* [INPUT DATA]

------------------------------------

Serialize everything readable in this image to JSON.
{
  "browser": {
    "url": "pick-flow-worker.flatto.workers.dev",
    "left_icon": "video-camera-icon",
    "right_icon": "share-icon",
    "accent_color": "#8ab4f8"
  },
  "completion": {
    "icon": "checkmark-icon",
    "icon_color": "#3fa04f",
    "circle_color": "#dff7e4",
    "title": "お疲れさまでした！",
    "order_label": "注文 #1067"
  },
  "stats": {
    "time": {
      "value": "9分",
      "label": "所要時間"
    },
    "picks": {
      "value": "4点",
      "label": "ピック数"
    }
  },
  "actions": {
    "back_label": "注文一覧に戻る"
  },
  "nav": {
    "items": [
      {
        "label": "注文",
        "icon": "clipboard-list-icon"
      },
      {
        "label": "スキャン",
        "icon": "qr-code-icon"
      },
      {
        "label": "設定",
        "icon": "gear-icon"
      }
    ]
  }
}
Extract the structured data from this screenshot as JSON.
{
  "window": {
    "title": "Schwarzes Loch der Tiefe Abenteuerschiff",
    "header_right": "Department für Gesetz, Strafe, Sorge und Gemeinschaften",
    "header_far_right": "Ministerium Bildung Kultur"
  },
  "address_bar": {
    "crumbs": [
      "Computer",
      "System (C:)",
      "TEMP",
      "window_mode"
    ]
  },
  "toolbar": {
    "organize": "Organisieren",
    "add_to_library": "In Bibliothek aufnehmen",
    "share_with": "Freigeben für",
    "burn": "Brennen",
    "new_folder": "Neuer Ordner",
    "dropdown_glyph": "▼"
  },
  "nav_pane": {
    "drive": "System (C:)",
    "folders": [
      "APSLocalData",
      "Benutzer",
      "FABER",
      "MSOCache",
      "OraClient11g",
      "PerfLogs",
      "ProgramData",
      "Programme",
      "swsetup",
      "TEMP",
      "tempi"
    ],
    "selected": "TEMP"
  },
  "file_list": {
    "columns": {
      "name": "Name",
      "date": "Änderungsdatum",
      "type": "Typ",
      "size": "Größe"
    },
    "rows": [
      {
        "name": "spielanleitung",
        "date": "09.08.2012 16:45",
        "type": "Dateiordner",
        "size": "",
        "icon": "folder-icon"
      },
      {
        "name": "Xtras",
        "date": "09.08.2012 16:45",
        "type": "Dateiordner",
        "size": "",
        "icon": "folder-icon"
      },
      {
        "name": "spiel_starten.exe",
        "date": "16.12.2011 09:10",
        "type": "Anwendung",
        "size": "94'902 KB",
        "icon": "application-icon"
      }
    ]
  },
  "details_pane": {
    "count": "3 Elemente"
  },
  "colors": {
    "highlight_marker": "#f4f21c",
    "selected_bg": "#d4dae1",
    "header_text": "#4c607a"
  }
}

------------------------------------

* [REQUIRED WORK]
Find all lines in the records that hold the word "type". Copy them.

* [EXPECTED ANSWER]
      "type": "Typ",
        "type": "Dateiordner",
        "type": "Dateiordner",
        "type": "Anwendung",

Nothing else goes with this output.